In one of our recent DCD>Talks, we sat down with Philip Marangella, CMO of EdgeConnex to talk about the company’s relationship with the Edge.
“The Edge wasn’t cool. It wasn’t popular, and we were ridiculed for it. But we were kind of ahead of our time. Markets like Portland, Las Vegas, and Detroit have subsequently scaled significantly in Edge. It’s top of mind for everybody now.
“We built small Edge data centers in tier two and three markets. But now we're building hyperscale campuses in Amsterdam, India, and China.”
Yet, despite these campuses being hyperscale, Marangella argues that they remain ‘Edge’ facilities. This seems counter-intuitive – we might fail to have set requirements for the Edge definition, but instinctively it is understood to be as close to the opposite of hyperscale as possible. Marangella’s workaround? It all depends on whose opinion you rely on.
“People often ask me, how do you define the Edge? I don't, it's the customer.

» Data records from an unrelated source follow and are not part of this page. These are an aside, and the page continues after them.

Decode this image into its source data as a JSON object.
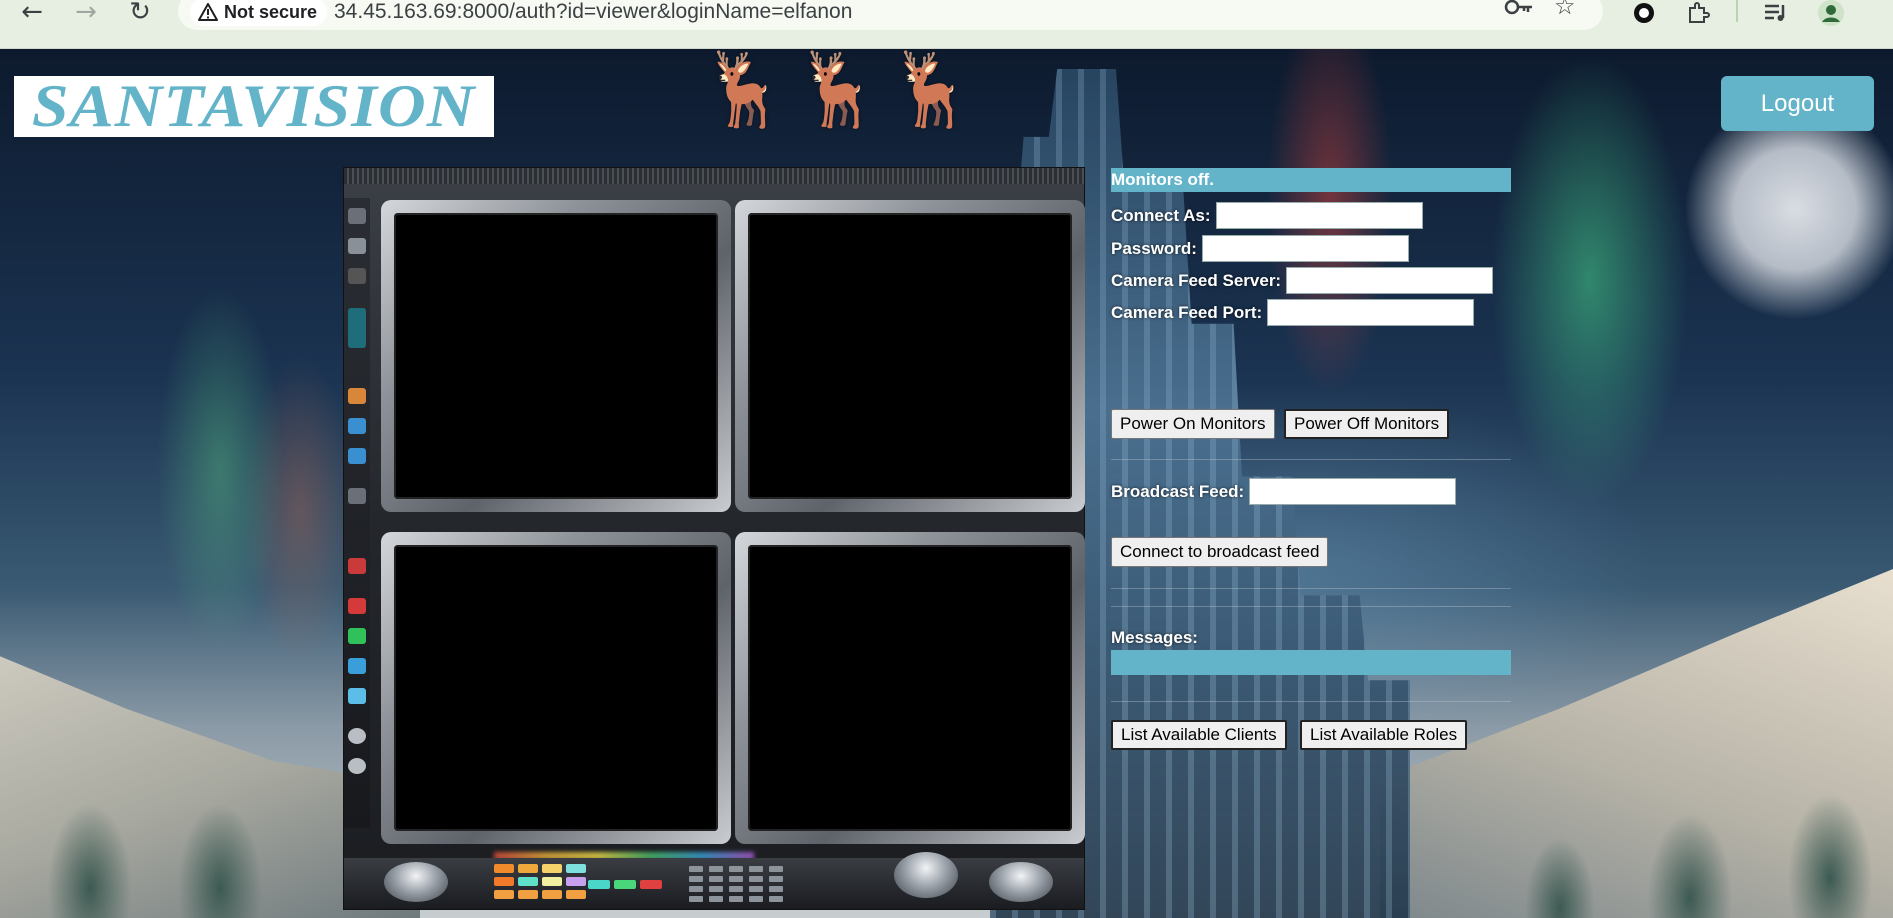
{
  "browser": {
    "nav": {
      "back": "←",
      "forward": "→",
      "reload": "↻"
    },
    "security_label": "Not secure",
    "url": "34.45.163.69:8000/auth?id=viewer&loginName=elfanon",
    "icons": [
      "key-icon",
      "star-icon",
      "circle-extension-icon",
      "puzzle-extension-icon",
      "playlist-icon",
      "profile-icon"
    ]
  },
  "header": {
    "logo_text": "SANTAVISION",
    "logout_label": "Logout"
  },
  "panel": {
    "status": "Monitors off.",
    "connect_as_label": "Connect As:",
    "connect_as_value": "",
    "password_label": "Password:",
    "password_value": "",
    "server_label": "Camera Feed Server:",
    "server_value": "",
    "port_label": "Camera Feed Port:",
    "port_value": "",
    "power_on_label": "Power On Monitors",
    "power_off_label": "Power Off Monitors",
    "broadcast_label": "Broadcast Feed:",
    "broadcast_value": "",
    "connect_broadcast_label": "Connect to broadcast feed",
    "messages_label": "Messages:",
    "list_clients_label": "List Available Clients",
    "list_roles_label": "List Available Roles"
  },
  "colors": {
    "accent": "#63b4c8",
    "monitor_screen": "#000000"
  }
}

“The form factor doesn't matter to us. The Edge is defined by you. And it's both literal and figurative. It's driven by customer requirements and user experience. So yes, it could be a hyperscale campus in Amsterdam, or wherever they need it.
“It's not that there's an abandonment of the Edge, you're actually seeing the Edge continue to scale out. It's having the spectrum of core-to-Edge capability.”
When we consider the way the data center industry has expanded in just the last few years, it makes sense that Edge facilities may also need to ‘scale’. Particularly when we consider the role these facilities play in low-latency computing. The demand is going up, and we will either need more small facilities or bigger ones.
Let’s face it, during the pandemic and after, we have all been relying on the internet far more.
As Marangella puts it, “When we're all at home, we're all at the ultimate Edge. We're working, we're studying, we're gaming, we're streaming, we're exercising the network. This is where a distributed architecture really helps because it alleviates those network bottlenecks. You can put the compute, you can put the gaming capabilities, and the content capabilities at the Edge, and maintain the user experience while managing the cost.”